* [Brief] Hunt through the lines below for the string "Small" and copy each one that has it.

[Element data from apps and pages]
----------
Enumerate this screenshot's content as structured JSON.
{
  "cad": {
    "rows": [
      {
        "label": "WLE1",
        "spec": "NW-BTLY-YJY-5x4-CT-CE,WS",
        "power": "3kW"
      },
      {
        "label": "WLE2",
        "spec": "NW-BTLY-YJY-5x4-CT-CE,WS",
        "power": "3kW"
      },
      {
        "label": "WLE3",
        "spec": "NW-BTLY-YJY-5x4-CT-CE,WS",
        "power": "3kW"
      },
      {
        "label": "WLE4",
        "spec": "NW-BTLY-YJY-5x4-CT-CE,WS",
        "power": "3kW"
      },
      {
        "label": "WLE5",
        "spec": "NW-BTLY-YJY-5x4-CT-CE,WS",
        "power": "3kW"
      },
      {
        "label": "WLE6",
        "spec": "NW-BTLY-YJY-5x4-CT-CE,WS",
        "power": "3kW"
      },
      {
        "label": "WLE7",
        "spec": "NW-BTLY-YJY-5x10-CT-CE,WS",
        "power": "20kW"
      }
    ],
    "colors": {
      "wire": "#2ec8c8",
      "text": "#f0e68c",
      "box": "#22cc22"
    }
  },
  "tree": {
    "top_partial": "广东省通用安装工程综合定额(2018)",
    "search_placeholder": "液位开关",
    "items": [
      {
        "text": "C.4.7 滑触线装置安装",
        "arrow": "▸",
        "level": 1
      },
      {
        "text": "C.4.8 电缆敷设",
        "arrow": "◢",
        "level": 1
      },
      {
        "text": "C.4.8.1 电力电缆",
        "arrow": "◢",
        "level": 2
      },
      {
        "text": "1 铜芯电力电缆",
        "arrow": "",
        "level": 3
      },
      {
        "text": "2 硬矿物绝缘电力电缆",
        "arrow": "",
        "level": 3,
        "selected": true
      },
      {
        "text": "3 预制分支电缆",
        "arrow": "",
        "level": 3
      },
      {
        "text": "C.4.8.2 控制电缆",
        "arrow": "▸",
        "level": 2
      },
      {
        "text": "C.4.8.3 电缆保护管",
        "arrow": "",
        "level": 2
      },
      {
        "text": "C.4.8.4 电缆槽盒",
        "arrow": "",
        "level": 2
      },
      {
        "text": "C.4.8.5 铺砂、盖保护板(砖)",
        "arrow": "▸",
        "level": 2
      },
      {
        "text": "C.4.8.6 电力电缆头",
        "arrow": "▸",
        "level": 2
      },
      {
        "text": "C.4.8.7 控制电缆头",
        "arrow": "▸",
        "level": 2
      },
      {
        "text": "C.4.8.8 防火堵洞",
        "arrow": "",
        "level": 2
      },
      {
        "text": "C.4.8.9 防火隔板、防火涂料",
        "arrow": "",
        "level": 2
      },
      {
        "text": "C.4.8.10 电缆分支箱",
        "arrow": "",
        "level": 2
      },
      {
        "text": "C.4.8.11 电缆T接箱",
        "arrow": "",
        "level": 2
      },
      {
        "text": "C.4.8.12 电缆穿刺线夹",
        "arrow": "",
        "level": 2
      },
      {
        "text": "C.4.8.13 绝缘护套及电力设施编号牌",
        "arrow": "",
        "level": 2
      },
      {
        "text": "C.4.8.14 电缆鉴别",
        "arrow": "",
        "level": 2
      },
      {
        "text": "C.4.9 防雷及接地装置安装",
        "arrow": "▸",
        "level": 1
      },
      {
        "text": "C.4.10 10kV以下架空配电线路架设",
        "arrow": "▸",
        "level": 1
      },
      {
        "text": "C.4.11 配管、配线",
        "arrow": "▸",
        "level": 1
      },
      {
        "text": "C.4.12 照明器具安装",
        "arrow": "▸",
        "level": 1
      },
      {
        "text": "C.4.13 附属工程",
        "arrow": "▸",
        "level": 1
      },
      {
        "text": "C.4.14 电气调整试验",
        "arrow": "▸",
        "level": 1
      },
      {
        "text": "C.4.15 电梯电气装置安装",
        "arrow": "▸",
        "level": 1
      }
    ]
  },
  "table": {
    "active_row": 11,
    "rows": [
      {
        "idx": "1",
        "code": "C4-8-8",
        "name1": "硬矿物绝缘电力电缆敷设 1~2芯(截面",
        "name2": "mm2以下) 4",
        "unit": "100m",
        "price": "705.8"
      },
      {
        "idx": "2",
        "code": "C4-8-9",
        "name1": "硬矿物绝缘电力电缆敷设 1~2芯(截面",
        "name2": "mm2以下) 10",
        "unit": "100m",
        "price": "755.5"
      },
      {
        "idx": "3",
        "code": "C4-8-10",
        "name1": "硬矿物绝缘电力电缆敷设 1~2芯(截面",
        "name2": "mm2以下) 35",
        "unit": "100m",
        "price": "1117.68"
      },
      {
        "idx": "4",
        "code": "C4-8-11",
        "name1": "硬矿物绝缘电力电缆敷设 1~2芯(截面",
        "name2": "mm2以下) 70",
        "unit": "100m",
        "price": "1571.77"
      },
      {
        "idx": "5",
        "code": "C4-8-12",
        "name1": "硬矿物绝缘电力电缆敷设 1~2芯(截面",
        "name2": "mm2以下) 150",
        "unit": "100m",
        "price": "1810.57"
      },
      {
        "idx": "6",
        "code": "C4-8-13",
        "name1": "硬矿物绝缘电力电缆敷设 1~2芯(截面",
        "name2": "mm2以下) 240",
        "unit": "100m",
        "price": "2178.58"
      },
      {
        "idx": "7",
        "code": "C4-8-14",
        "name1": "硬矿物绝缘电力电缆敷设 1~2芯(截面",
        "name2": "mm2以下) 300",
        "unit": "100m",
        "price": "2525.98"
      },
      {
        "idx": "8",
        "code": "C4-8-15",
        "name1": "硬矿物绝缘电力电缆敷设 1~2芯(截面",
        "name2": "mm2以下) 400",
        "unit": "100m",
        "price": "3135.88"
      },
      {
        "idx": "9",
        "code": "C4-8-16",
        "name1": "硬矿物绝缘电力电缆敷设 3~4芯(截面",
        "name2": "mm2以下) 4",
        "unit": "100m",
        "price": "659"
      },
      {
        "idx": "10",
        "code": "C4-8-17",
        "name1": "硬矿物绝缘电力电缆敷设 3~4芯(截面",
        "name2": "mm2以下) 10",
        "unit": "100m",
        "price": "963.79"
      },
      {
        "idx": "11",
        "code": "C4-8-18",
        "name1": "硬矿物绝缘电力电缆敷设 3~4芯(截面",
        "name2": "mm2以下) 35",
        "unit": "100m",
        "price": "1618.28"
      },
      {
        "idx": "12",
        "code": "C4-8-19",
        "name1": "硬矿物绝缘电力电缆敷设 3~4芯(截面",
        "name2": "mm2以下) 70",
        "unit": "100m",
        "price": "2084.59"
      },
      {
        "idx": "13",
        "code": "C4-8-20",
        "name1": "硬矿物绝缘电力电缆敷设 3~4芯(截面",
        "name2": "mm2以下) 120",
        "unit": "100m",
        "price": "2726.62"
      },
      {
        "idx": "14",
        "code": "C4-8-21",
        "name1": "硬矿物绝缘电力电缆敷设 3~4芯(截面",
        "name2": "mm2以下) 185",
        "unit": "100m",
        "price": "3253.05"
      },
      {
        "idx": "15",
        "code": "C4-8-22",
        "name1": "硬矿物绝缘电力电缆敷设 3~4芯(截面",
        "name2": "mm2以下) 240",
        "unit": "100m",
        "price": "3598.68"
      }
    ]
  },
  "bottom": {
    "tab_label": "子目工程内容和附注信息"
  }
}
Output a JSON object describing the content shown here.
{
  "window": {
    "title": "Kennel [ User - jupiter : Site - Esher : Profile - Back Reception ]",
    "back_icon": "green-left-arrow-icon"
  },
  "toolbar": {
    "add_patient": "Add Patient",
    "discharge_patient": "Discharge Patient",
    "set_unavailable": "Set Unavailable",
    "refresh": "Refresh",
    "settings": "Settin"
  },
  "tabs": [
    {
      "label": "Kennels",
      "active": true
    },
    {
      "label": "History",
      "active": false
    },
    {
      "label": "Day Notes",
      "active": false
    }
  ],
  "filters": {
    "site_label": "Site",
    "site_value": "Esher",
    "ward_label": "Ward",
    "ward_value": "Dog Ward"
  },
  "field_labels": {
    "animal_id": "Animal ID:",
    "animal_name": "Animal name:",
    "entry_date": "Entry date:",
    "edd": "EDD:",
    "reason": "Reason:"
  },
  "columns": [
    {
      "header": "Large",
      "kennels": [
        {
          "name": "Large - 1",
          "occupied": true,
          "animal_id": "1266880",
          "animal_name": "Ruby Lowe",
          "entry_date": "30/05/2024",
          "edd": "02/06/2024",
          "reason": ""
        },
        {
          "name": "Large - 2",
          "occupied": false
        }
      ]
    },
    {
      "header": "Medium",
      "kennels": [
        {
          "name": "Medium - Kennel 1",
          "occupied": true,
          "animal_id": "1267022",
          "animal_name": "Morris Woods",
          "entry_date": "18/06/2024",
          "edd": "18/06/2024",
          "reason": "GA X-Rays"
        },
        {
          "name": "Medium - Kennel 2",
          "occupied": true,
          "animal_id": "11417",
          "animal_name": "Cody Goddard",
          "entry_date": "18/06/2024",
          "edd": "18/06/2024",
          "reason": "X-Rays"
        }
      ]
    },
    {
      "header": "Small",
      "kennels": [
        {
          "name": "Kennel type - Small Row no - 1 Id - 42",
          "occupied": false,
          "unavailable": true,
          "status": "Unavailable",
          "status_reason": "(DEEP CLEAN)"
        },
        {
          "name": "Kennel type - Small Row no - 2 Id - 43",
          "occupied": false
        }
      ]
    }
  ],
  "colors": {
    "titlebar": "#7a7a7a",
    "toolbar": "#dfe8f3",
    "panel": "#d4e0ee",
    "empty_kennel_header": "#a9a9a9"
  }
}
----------
* [Task answer]
      "header": "Small",
          "name": "Kennel type - Small Row no - 1 Id - 42",
          "name": "Kennel type - Small Row no - 2 Id - 43",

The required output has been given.